Alcudia, Majorca, Balearic Islands
Cales de Majorca, Majorca, Balearic Islands
Calella, Costa Brava, Spain
Kusadasi, Aegean Coast, Turkey
St Julian's, Malta
Playa de las Americas, Tenerife, Canary Islands
Marmaris, Dalaman, Turkey
Hurghada, Red Sea, Egypt
Olu Deniz, Dalaman, Turkey
Albufeira, Algarve, Portugal
Costa del Silencio, Tenerife, Canary Islands
Benidorm, Costa Blanca, Spain
San Antonio, Ibiza, Balearic Islands
Pefkohori, Halkidiki, Greece
Puerto de la Cruz, Tenerife, Canary Islands
Playa Blanca, Lanzarote, Canary Islands
Albir, Costa Blanca, Spain
La Oliva, Fuerteventura, Canary Islands
Benalmadena, Costa del Sol, Spain
Side, Antalya, Turkey
Ialyssos, Rhodes, Greek Islands
Lloret de Mar, Costa Brava, Spain
Lara Beach, Antalya, Turkey
Theologos, Rhodes, Greek Islands
Ayia Napa, Cyprus
Costa Teguise, Lanzarote, Canary Islands
Called the ‘Emerald Island’ by the Greeks for its relative greenery (though fortunately the rainfall is nowhere near Ireland’s) Corfu is a very different island experience, with beautiful, lush countryside as well as high quality resorts.
Aghios Stefanos is a quiet spot on Corfu’s north-west coast, nothing like the island’s notorious party resorts.

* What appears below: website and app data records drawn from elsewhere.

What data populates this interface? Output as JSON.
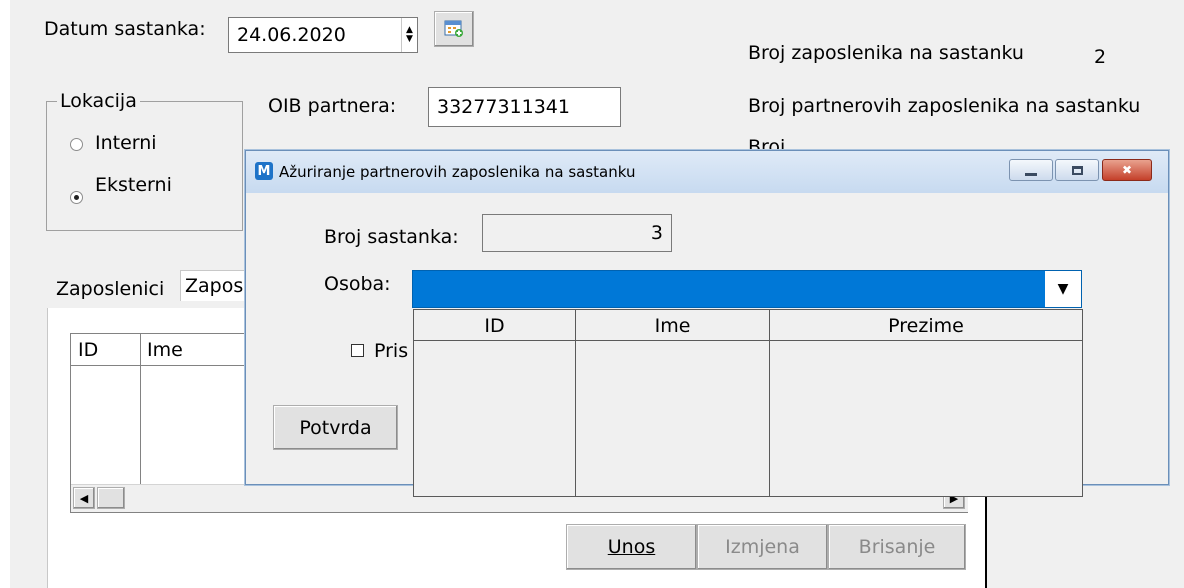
{
  "form": {
    "datum_label": "Datum sastanka:",
    "datum_value": "24.06.2020",
    "broj_zaposlenika_label": "Broj zaposlenika na sastanku",
    "broj_zaposlenika_value": "2",
    "broj_partnerovih_label": "Broj partnerovih zaposlenika na sastanku",
    "broj_third_partial": "Broj ...",
    "lokacija_title": "Lokacija",
    "interni_label": "Interni",
    "eksterni_label": "Eksterni",
    "oib_label": "OIB partnera:",
    "oib_value": "33277311341",
    "tabs": [
      "Zaposlenici",
      "Zapos"
    ],
    "grid_headers": [
      "ID",
      "Ime"
    ],
    "buttons": {
      "unos": "Unos",
      "izmjena": "Izmjena",
      "brisanje": "Brisanje"
    }
  },
  "dialog": {
    "app_icon_letter": "M",
    "title": "Ažuriranje partnerovih zaposlenika na sastanku",
    "broj_sastanka_label": "Broj sastanka:",
    "broj_sastanka_value": "3",
    "osoba_label": "Osoba:",
    "checkbox_label_partial": "Pris",
    "potvrda_label": "Potvrda",
    "dropdown_columns": [
      "ID",
      "Ime",
      "Prezime"
    ]
  },
  "icons": {
    "calendar": "calendar-add-icon",
    "minimize": "minimize-icon",
    "maximize": "maximize-icon",
    "close": "close-icon",
    "dropdown": "chevron-down-icon"
  },
  "colors": {
    "selection": "#0078d7",
    "close_button": "#c4402a",
    "titlebar": "#c7daf0"
  }
}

Its beach is family-friendly and clean, with beach bars and water sports facilities. The town is quiet, and you’ll still see local fishermen plying their trade, but what facilities there are tend to be family-run and friendly.
It’s easy to get around the coast, for example to livelier Arillas, Agios Georgios Pagi, or Sidari. Corfu’s a compact place: the wonderful capital, Corfu Town, on the opposite coast is less than an hour’s drive away, the major league water park, Aqualand, is even closer. The interior boasts woodlands, a claimed 3 million olive trees, and in Mount Pantokrator a peak that can command views as far as Italy in the right conditions.
Beach bums will have plenty to get excited about in Aghios Stefanos. It’s sand and pebble beach curves away from the village towards the cliffs of the headland on which Aghios was built. It’s well served with eateries and you can rent Jet Skis if you need an adrenaline fix.
Corfu, with its milder climate, is one of the best Greek islands for walkers and other outdoors types. The Corfu Trail is a new attempt to cash in on this appeal and it passes close to Aghios Stefanos. Olive groves running down to sheer cliffs are the chief feature of the north-western coast, but if you want to explore further you can scale Mount Pantokrator on the Trail.
Kassiopi is worth striking out for, whether on foot, by car, or on some of the coastal boat trips. It’s still very much a traditional Greek fishing village with a busy harbour and plenty of little bars and cafes frequented by locals as well as visitors. The beach is pebbly, but the water is beautifully clean.
Some of the inland villages are very beautiful too, among them Old Perithia, north of Kassiopi, which claims to be Corfu’s oldest village, with picturesque, tumble-down houses and a rich, authentic Greek atmosphere.
If you go to Corfu with kids they’ll probably put their pester power to use to get you to take a trip to Aqualand. Sited, unusually for a water park, in the very centre of the island, this place is a big, busy family attraction. There’s lots to do, including gentle wave pools, a lazy river, Jacuzzis and beauty treatments, alongside some pretty impressive thrill rides.
Corfu Town is a piece of fascinating living history, reflecting many waves of rulers of Corfu, including strong French, Italian and British – there’s even a cricket ground! – Influences. Much of the historic centre is a UNESCO World Heritage Site, and two impressive fortresses show the place’s former importance. Today it’s very elegant, sometimes pricey, and very much alive.
Sissi’s Palace is another foreign intervention, built by the Austrian Empress whose nickname is now its name. She was obsessed with Classical culture and spared no expense recreating Ancient marvels in her stunning house and garden. The nearby Kaiser’s Seat viewpoint has some of the best panoramas on the island.